The most notable part of Swahili grammar for language learners is the concept of noun classes. There are eighteen different genders in the language. This is far more than an English speaker is used to, and it can take time to grasp the concept fully. Once the learner understands it, it will take even more time to start to produce sentences correctly.
For the subject of the sentence, its gender will impact its verb and any other descriptive words applied to it. This means that a language learner will be exposed to a lot of variation for a single verb or adjective.
Conjugating verbs in Swahili can get complicated as well. Expressing basic ideas can be done well by language learners, but more advanced thoughts can be tricky to express correctly. In Swahili, there are many verb tenses that represent concepts we don’t have in English grammar.
There are specific ways to conjugate verbs based on the amount of certainty. If a situation is uncertain, it impacts the grammar in a way that is different from English. Understanding the conceptual part of this is important for language learners who want to make more advanced progress in the language’s grammar.
Tools To Get Started Learning Swahili
The only real way to know how hard the language will be for you is to get started practicing with it. One free and easy thing you can try is downloading an app and giving the tasks a try. Here are a few of the top mobile applications for learning Swahili.
Duolingo is one of the biggest names in language learning apps. You can download it for free and work through its mini-lessons that are arranged in a game-like structure. It has Swahili as one of its languages, and you can start from the beginning with the basics on this app.
Duolingo is free for its users and entices them to come back each day to earn different points and prizes on the platform. The mini-lessons are divided by topic, giving you different categories of vocabulary to practice or specific practice in a particular grammar tense. You are encouraged to repeat the lessons, strengthening your understanding of the topic through repetition.
Learn Swahili Free
If you’re looking for a Swahili-specific app, you can try downloading Learn Swahili Free here from the Google Play store. When you open this app, you will access lessons divided up by category. Altogether, you can learn over 9000 of the most common words in Swahili from this app.
The app prides itself on its clear audio quality, meaning you can listen to great recorded pronunciation in order to improve your own. Additionally, it has 32 languages that it can translate from. This means that you can likely learn Swahili directly from your native language or the language you feel most comfortable learning from.
There are many aspects of Swahili that will be easy for the language learner to master. With a background in Arabic, vocabulary can be quickly acquired. Even for learners who only speak English, Swahili pronunciation is quite regular and straightforward. Vocabulary can be learned without many challenges as well.

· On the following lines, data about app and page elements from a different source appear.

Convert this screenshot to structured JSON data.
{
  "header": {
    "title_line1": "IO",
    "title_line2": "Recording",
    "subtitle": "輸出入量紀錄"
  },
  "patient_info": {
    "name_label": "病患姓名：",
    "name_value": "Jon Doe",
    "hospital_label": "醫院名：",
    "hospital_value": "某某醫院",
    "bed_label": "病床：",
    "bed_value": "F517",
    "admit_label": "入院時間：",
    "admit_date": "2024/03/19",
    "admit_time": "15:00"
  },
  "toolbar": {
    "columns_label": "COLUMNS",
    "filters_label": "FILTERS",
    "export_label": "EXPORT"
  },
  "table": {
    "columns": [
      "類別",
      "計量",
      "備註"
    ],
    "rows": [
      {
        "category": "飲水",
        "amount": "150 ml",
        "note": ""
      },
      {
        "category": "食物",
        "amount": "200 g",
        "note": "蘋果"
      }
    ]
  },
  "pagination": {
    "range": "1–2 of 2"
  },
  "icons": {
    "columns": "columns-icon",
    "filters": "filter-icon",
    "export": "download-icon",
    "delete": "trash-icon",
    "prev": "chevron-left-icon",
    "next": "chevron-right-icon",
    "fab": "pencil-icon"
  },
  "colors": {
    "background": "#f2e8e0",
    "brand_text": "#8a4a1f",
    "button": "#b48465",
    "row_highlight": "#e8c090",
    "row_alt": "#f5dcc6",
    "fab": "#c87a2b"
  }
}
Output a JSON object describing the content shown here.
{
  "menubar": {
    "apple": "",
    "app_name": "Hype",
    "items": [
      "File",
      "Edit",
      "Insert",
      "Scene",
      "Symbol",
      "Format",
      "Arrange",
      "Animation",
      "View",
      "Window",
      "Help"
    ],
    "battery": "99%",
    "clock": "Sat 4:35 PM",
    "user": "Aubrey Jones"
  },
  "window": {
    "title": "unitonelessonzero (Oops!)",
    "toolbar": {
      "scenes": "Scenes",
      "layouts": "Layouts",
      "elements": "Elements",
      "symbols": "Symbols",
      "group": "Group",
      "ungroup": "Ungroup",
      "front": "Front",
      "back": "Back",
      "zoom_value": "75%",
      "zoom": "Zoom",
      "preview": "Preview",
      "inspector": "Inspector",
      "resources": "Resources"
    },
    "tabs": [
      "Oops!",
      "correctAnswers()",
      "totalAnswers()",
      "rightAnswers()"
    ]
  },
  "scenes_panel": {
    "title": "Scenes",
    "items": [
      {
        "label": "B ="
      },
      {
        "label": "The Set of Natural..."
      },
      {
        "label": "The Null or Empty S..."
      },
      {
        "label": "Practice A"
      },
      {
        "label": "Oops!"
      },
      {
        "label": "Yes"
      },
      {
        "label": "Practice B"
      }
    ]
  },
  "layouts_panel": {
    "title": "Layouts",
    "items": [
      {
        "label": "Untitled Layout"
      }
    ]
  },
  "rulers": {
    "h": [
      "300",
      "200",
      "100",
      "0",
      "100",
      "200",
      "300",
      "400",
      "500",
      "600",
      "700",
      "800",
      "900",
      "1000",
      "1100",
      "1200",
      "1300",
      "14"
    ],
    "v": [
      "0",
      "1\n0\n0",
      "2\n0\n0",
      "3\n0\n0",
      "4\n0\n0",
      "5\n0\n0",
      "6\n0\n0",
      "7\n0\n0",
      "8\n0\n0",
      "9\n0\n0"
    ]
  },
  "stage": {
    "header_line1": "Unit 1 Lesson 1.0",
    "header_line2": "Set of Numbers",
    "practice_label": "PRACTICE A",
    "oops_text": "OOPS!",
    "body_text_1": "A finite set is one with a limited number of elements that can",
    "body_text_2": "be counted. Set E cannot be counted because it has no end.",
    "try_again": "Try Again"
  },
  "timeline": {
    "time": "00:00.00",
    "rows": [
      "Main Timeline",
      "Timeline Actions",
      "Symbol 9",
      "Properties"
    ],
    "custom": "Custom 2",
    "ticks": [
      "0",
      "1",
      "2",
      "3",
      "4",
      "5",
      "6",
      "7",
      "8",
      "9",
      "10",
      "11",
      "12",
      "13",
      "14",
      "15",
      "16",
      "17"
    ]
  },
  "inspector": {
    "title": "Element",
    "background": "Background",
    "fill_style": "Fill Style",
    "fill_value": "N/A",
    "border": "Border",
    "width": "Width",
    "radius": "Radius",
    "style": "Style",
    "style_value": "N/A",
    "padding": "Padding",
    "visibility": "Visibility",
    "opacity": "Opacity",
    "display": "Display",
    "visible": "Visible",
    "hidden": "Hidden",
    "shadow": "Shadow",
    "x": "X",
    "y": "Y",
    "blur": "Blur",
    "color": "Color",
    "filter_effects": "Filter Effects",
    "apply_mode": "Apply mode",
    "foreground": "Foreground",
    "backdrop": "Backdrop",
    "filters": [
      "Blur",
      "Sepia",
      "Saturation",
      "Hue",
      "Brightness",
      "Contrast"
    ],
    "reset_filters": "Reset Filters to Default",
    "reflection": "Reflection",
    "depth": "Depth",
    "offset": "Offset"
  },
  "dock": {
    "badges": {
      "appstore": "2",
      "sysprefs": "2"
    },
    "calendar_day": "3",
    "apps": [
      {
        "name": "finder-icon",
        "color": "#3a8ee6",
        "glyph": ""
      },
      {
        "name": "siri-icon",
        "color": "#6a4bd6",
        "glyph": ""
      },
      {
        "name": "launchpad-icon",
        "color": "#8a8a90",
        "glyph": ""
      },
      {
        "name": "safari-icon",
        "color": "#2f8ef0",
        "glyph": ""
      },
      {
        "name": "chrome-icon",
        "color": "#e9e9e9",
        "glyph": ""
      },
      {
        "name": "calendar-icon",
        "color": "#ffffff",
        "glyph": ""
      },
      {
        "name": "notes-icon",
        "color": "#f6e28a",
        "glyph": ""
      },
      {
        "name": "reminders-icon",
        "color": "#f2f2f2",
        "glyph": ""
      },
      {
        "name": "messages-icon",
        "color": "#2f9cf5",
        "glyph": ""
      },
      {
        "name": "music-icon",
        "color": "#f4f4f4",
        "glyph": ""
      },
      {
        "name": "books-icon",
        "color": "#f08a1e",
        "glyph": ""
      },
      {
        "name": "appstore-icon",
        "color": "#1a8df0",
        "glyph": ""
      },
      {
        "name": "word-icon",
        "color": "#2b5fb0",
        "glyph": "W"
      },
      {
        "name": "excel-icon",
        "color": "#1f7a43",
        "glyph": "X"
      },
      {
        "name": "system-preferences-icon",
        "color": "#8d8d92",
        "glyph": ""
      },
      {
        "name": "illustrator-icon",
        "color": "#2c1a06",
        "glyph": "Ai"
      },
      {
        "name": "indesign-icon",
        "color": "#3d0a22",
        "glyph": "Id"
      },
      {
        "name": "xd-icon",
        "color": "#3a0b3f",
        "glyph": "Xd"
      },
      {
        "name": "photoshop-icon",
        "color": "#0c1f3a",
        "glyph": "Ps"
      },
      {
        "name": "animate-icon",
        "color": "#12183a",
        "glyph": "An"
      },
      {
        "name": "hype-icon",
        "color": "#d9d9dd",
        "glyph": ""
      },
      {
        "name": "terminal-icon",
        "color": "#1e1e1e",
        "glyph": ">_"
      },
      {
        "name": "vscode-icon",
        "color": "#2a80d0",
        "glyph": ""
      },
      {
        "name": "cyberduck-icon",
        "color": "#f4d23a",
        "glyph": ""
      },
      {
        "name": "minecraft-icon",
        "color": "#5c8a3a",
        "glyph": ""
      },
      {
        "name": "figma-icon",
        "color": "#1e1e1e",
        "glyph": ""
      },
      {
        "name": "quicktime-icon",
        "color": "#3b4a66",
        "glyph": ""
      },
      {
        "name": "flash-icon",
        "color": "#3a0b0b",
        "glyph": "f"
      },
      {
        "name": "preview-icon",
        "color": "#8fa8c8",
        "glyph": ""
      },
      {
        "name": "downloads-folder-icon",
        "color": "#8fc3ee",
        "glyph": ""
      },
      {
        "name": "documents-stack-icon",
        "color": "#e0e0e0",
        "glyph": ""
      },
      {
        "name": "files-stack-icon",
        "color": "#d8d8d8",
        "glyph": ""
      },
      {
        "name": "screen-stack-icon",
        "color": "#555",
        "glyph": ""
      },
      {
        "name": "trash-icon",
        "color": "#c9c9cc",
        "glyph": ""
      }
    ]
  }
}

From here, reading is intuitive and can be learned rapidly. Grammar will likely be the most challenging part for learners of Swahili.